-------- DATA SHOWN
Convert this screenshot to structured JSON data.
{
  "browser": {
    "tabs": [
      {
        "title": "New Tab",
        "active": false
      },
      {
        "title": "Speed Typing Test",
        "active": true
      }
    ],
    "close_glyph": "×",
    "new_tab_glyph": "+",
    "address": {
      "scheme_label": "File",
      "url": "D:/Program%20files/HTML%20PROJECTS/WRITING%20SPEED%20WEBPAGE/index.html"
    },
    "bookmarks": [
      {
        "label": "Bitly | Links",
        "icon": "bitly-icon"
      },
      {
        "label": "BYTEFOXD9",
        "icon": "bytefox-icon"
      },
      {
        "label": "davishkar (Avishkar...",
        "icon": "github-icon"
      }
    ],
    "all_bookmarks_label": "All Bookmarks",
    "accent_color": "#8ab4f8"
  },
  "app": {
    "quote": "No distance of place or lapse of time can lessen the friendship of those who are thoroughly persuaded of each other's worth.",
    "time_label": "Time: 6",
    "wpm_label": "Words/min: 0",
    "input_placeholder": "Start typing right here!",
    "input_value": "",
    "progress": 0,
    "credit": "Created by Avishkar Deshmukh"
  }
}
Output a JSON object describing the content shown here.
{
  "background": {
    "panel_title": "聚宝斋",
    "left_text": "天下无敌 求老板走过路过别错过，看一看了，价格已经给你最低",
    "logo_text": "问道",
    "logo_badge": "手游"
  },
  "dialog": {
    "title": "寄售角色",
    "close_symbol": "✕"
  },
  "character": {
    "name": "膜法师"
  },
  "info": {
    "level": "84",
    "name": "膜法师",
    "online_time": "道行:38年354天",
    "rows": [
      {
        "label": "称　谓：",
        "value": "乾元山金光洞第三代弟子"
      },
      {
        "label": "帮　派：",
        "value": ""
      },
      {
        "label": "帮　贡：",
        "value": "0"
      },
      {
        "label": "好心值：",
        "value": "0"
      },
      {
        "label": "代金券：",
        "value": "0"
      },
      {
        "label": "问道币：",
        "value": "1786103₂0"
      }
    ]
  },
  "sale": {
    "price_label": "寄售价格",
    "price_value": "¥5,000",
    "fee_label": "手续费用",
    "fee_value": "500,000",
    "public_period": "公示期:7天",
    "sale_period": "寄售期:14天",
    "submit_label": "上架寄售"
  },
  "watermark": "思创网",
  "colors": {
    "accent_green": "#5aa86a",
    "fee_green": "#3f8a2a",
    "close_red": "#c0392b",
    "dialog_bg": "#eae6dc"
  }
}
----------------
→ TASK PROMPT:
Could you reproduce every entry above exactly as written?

→ SOLUTION TO THE EXERCISE:
Convert this screenshot to structured JSON data.
{
  "browser": {
    "tabs": [
      {
        "title": "New Tab",
        "active": false
      },
      {
        "title": "Speed Typing Test",
        "active": true
      }
    ],
    "close_glyph": "×",
    "new_tab_glyph": "+",
    "address": {
      "scheme_label": "File",
      "url": "D:/Program%20files/HTML%20PROJECTS/WRITING%20SPEED%20WEBPAGE/index.html"
    },
    "bookmarks": [
      {
        "label": "Bitly | Links",
        "icon": "bitly-icon"
      },
      {
        "label": "BYTEFOXD9",
        "icon": "bytefox-icon"
      },
      {
        "label": "davishkar (Avishkar...",
        "icon": "github-icon"
      }
    ],
    "all_bookmarks_label": "All Bookmarks",
    "accent_color": "#8ab4f8"
  },
  "app": {
    "quote": "No distance of place or lapse of time can lessen the friendship of those who are thoroughly persuaded of each other's worth.",
    "time_label": "Time: 6",
    "wpm_label": "Words/min: 0",
    "input_placeholder": "Start typing right here!",
    "input_value": "",
    "progress": 0,
    "credit": "Created by Avishkar Deshmukh"
  }
}
Output a JSON object describing the content shown here.
{
  "background": {
    "panel_title": "聚宝斋",
    "left_text": "天下无敌 求老板走过路过别错过，看一看了，价格已经给你最低",
    "logo_text": "问道",
    "logo_badge": "手游"
  },
  "dialog": {
    "title": "寄售角色",
    "close_symbol": "✕"
  },
  "character": {
    "name": "膜法师"
  },
  "info": {
    "level": "84",
    "name": "膜法师",
    "online_time": "道行:38年354天",
    "rows": [
      {
        "label": "称　谓：",
        "value": "乾元山金光洞第三代弟子"
      },
      {
        "label": "帮　派：",
        "value": ""
      },
      {
        "label": "帮　贡：",
        "value": "0"
      },
      {
        "label": "好心值：",
        "value": "0"
      },
      {
        "label": "代金券：",
        "value": "0"
      },
      {
        "label": "问道币：",
        "value": "1786103₂0"
      }
    ]
  },
  "sale": {
    "price_label": "寄售价格",
    "price_value": "¥5,000",
    "fee_label": "手续费用",
    "fee_value": "500,000",
    "public_period": "公示期:7天",
    "sale_period": "寄售期:14天",
    "submit_label": "上架寄售"
  },
  "watermark": "思创网",
  "colors": {
    "accent_green": "#5aa86a",
    "fee_green": "#3f8a2a",
    "close_red": "#c0392b",
    "dialog_bg": "#eae6dc"
  }
}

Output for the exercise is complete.